• **Work instructions**
Give the records again, word for word.

• **Study material**
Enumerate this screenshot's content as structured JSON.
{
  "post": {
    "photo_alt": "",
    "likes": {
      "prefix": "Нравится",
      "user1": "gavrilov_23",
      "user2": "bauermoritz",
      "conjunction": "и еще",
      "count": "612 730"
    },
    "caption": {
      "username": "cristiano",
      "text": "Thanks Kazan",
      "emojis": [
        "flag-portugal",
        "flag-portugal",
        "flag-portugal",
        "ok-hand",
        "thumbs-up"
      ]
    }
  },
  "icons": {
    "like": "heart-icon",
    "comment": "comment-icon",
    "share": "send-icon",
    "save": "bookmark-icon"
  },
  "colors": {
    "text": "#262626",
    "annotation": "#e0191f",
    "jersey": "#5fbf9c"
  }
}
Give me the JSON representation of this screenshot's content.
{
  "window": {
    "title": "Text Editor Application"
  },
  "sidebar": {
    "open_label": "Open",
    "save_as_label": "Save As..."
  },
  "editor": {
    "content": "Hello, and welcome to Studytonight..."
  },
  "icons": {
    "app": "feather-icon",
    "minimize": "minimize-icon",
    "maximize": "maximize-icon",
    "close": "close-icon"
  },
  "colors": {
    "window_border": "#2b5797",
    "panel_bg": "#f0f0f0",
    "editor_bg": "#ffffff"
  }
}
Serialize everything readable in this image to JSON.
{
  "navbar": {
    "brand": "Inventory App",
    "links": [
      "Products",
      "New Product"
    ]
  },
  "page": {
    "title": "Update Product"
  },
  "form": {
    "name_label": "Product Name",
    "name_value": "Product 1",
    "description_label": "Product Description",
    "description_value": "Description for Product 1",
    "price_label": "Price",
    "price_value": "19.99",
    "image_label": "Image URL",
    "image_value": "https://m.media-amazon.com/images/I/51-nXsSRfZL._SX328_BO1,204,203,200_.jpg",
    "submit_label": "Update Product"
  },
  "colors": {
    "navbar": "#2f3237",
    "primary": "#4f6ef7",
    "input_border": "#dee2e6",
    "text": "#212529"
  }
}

• **Task output**
Enumerate this screenshot's content as structured JSON.
{
  "post": {
    "photo_alt": "",
    "likes": {
      "prefix": "Нравится",
      "user1": "gavrilov_23",
      "user2": "bauermoritz",
      "conjunction": "и еще",
      "count": "612 730"
    },
    "caption": {
      "username": "cristiano",
      "text": "Thanks Kazan",
      "emojis": [
        "flag-portugal",
        "flag-portugal",
        "flag-portugal",
        "ok-hand",
        "thumbs-up"
      ]
    }
  },
  "icons": {
    "like": "heart-icon",
    "comment": "comment-icon",
    "share": "send-icon",
    "save": "bookmark-icon"
  },
  "colors": {
    "text": "#262626",
    "annotation": "#e0191f",
    "jersey": "#5fbf9c"
  }
}
Give me the JSON representation of this screenshot's content.
{
  "window": {
    "title": "Text Editor Application"
  },
  "sidebar": {
    "open_label": "Open",
    "save_as_label": "Save As..."
  },
  "editor": {
    "content": "Hello, and welcome to Studytonight..."
  },
  "icons": {
    "app": "feather-icon",
    "minimize": "minimize-icon",
    "maximize": "maximize-icon",
    "close": "close-icon"
  },
  "colors": {
    "window_border": "#2b5797",
    "panel_bg": "#f0f0f0",
    "editor_bg": "#ffffff"
  }
}
Serialize everything readable in this image to JSON.
{
  "navbar": {
    "brand": "Inventory App",
    "links": [
      "Products",
      "New Product"
    ]
  },
  "page": {
    "title": "Update Product"
  },
  "form": {
    "name_label": "Product Name",
    "name_value": "Product 1",
    "description_label": "Product Description",
    "description_value": "Description for Product 1",
    "price_label": "Price",
    "price_value": "19.99",
    "image_label": "Image URL",
    "image_value": "https://m.media-amazon.com/images/I/51-nXsSRfZL._SX328_BO1,204,203,200_.jpg",
    "submit_label": "Update Product"
  },
  "colors": {
    "navbar": "#2f3237",
    "primary": "#4f6ef7",
    "input_border": "#dee2e6",
    "text": "#212529"
  }
}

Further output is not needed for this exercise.